    I don’t really have much to add here except to say thank you. It could not have been easy hitting publish on this but the topic is an important one. I’m glad you did.

  • SingingFriar

    A very courageous and thoughtful post, David. Well done.

  • Melvin

    Great post. I also agree about Tom’s candidness in small groups which is so much appreciated. Sometimes people goof up when speaking, especially in front of people, as I’ve done as I’m sure others have. Not to excuse it, but when speaking off the cuff things come out wrong, and it’s not indicative of a major personality flaw.

  • http://padrespublic.com/woe-doctor/ Bryant

    My opinion is that Garfinkel is not a bad person, but somebody who made a mistake and seemed aware enough of it to apologize for it. That being said, I’m appalled by those trying to explain Greinke’s intentions by demonstrating a cursory understanding of his documented social anxiety issues, based partially on how he may or may not interact with players in the clubhouse. It’s a gross oversimplification of a much more complicated issue, a flippant attempt to provide Greinke with a backhanded compliment, and – frankly – just a depressing reaction to such a disparaging comment.

    For me, it comes down to the “Rain Man” joke being in poor taste, and also poorly-timed given that April is Autism Awareness Month and the Padres had Autism Awareness night on April 10th. I normally appreciate Garfinkel’s candor and candidness in intimate settings like this, but in this particular instance I feel he erred in pandering to his audience with an insensitive joke.

    I appreciate that you had the courage to share this, David, and hope that people take this opportunity to take a step back and realize that struggles such as these shouldn’t be taken lightly.

  • http://www.padrespublic.com/padres-trail PadresTrail

    I said it before and I’ll say it again: here’s to you, sir.
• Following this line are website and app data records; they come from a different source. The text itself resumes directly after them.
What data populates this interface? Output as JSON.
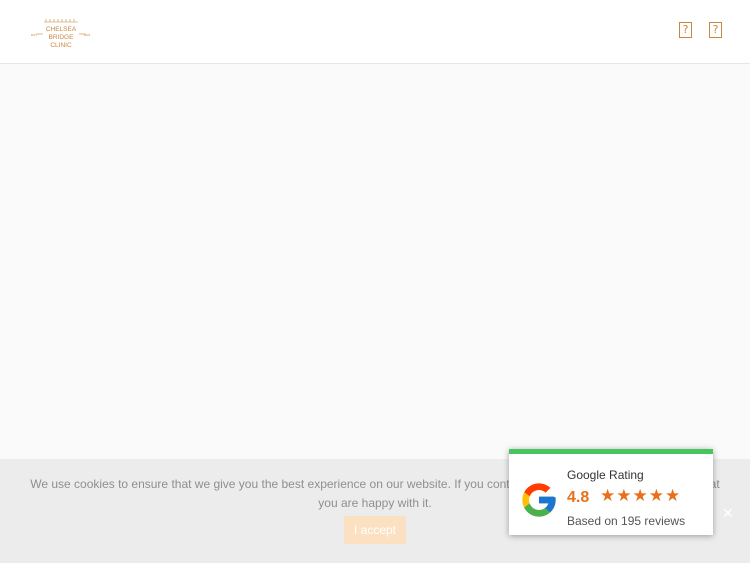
{
  "header": {
    "logo": {
      "lines": [
        "CHELSEA",
        "BRIDGE",
        "CLINIC"
      ],
      "left_mark": "EST",
      "right_mark": "2024"
    },
    "icon_1": "?",
    "icon_2": "?"
  },
  "cookie_banner": {
    "text": "We use cookies to ensure that we give you the best experience on our website. If you continue to use this site we will assume that you are happy with it.",
    "accept_label": "I accept",
    "close_label": "✕"
  },
  "rating_badge": {
    "title": "Google Rating",
    "score": "4.8",
    "stars": 5,
    "reviews_text": "Based on 195 reviews",
    "colors": {
      "accent_bar": "#48c55c",
      "star": "#e7711b"
    }
  },
  "colors": {
    "brand": "#c9863f"
  }
}
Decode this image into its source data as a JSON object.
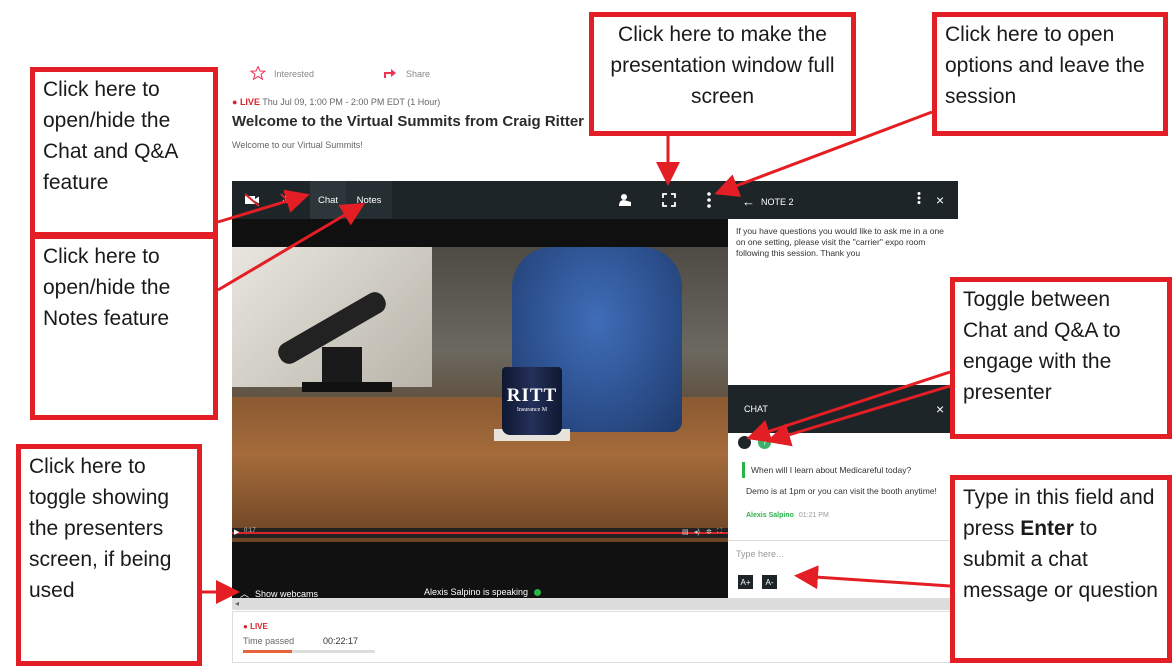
{
  "header": {
    "interested_label": "Interested",
    "share_label": "Share",
    "live_badge": "LIVE",
    "schedule": "Thu Jul 09, 1:00 PM - 2:00 PM",
    "timezone": "EDT",
    "duration": "(1 Hour)",
    "title": "Welcome to the Virtual Summits from Craig Ritter",
    "subtitle": "Welcome to our Virtual Summits!"
  },
  "toolbar": {
    "tabs": [
      "Chat",
      "Notes"
    ]
  },
  "video": {
    "mug_text": "RITT",
    "mug_subtext": "Insurance M",
    "time_left": "0:17",
    "show_webcams_label": "Show webcams",
    "speaking_label": "Alexis Salpino is speaking"
  },
  "notes": {
    "title": "NOTE 2",
    "body": "If you have questions you would like to ask me in a one on one setting, please visit the \"carrier\" expo room following this session. Thank you"
  },
  "chat": {
    "title": "CHAT",
    "question": "When will I learn about Medicareful today?",
    "answer": "Demo is at 1pm or you can visit the booth anytime!",
    "author": "Alexis Salpino",
    "time": "01:21 PM",
    "input_placeholder": "Type here...",
    "font_up": "A+",
    "font_down": "A-"
  },
  "footer": {
    "live_badge": "LIVE",
    "time_passed_label": "Time passed",
    "time_passed_value": "00:22:17",
    "time_passed_fraction": 0.37
  },
  "callouts": {
    "chat_qa": "Click here to open/hide the Chat and Q&A feature",
    "notes": "Click here to open/hide the Notes feature",
    "toggle_screen": "Click here to toggle showing the presenters screen, if being used",
    "fullscreen": "Click here to make the presentation window full screen",
    "options": "Click here to open options and leave the session",
    "toggle_chat": "Toggle between Chat and Q&A to engage with the presenter",
    "type_pre": "Type in this field and press",
    "type_key": "Enter",
    "type_post": "to submit a chat message or question"
  },
  "colors": {
    "accent_red": "#e31e24",
    "live_red": "#d9252a",
    "dark_bar": "#1e2528",
    "speaking_green": "#2bb34b"
  }
}
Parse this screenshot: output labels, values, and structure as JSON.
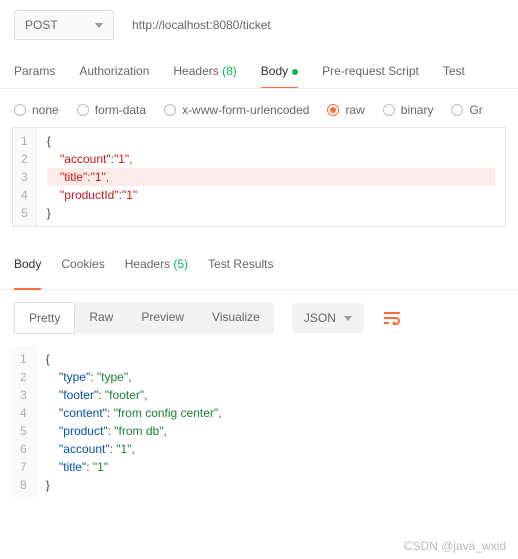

Awesome post.

  • http://twitter.com/The_NV Nathan Veale

    While I’ve never been diagnosed with social anxiety disorder, I can pretty safely say that if there is a social anxiety spectrum, I am definitely on it. There’s so much of me in David’s story. I also suffered panic attacks in college, was on the verge of alcoholism, and eventually dropped out. When speaking publicly, even in fairly casual situations, I shake like a leaf in wind. I’m uncomfortable in conversations, and when speaking I often have a hard time getting my thoughts out clearly

    It’s probably why I prefer the written word. It’s so much more comfortable to be able to type my thoughts with no one looking at me, without having to rush the words out, able to figure out the structure as I go, with the opportunity to delete and edit and proofread. It’s so much safer.

    In this way, I actually feel sympathy for Tom Garfinkel. I have no idea what would come out of my mouth speaking off the cuff to a bunch of people I don’t know. I’m sure I would say the wrong thing often if I were in his position, and end up apologizing way more often than I’d like to.

    What I wouldn’t do is say something I wasn’t even remotely thinking. So I don’t have sympathy for Garfinkel when he uses Greinke’s social anxiety as evidence he hit Quentin on purpose, or when he equated social anxiety to autism. These are things he thought about before he said them. He may have misspoke, like I do often, but he didn’t misspeak because his words got confused coming out of his mouth. He misspoke out of ignorance, or worse, malice.

    I have a hard time forgiving Garfinkel for this one. He did the right thing and apologized, but did he do it because he really feels guilt for what he said, or because he got caught? Maybe I’ve seen the Padres screw up so often only to apologize quickly aftwerward that I’m jaded.